◆ Data section:
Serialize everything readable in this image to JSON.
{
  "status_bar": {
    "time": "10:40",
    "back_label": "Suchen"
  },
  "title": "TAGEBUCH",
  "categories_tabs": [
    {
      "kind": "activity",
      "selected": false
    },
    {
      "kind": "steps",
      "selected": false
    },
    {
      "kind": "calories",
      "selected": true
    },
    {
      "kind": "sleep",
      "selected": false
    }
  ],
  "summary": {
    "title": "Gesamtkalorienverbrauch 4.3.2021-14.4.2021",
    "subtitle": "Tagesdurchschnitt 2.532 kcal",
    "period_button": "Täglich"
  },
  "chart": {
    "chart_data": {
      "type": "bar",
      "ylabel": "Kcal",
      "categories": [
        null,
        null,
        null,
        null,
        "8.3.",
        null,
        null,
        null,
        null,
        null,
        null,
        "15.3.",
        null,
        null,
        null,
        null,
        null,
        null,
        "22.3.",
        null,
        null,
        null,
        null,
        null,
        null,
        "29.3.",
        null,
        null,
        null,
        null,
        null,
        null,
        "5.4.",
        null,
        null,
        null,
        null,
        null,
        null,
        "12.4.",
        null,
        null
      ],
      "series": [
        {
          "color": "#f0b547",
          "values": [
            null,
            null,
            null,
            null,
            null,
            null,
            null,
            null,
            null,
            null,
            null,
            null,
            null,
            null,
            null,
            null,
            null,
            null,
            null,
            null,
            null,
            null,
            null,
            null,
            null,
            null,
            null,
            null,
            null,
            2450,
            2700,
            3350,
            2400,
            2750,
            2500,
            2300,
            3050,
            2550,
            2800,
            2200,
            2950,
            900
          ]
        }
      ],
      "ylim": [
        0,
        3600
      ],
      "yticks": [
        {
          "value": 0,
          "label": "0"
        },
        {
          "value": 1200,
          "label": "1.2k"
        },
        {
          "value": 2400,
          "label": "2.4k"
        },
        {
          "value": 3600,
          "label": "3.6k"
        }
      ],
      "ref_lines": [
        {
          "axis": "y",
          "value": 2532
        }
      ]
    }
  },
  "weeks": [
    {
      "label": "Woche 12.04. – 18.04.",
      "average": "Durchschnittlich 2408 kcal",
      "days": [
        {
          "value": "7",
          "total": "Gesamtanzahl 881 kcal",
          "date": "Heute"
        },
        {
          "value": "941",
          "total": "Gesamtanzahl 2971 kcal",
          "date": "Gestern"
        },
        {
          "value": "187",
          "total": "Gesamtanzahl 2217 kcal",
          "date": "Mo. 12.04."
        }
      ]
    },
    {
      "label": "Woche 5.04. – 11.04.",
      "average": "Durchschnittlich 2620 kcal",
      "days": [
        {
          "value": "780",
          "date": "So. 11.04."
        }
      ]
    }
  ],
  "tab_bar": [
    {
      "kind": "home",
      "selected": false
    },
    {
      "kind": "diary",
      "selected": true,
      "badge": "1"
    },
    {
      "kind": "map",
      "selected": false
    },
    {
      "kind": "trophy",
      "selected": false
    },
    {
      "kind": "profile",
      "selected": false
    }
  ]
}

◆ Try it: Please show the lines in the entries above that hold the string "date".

◆ Problem solution:
          "date": "Heute"
          "date": "Gestern"
          "date": "Mo. 12.04."
          "date": "So. 11.04."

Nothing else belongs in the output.